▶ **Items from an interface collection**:
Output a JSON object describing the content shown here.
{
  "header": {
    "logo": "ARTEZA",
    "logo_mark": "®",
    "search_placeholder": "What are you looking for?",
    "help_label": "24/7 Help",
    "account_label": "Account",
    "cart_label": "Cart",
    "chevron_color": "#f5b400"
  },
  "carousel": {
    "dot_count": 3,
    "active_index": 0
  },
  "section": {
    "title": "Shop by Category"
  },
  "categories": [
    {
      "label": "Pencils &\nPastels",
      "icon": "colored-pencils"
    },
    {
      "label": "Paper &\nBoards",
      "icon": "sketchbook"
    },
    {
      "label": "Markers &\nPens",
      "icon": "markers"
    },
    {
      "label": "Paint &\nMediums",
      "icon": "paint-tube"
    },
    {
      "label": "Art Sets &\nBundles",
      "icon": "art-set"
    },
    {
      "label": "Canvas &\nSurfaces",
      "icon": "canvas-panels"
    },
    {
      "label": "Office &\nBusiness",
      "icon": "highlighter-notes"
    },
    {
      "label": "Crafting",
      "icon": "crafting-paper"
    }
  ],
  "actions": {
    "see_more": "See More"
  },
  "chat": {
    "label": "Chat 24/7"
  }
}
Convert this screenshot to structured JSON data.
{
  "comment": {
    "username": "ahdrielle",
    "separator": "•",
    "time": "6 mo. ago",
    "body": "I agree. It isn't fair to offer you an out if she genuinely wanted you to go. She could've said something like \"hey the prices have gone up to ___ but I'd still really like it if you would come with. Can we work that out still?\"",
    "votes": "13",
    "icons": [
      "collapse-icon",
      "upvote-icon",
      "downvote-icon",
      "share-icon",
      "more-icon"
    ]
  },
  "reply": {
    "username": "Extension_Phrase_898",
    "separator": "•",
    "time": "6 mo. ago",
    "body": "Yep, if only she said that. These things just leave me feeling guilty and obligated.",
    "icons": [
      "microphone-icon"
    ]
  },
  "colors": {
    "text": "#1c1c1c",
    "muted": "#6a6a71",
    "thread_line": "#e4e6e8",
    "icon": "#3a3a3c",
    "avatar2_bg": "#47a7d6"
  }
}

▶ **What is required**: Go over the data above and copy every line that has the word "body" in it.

▶ **Result of this task**:
    "body": "I agree. It isn't fair to offer you an out if she genuinely wanted you to go. She could've said something like \"hey the prices have gone up to ___ but I'd still really like it if you would come with. Can we work that out still?\"",
    "body": "Yep, if only she said that. These things just leave me feeling guilty and obligated.",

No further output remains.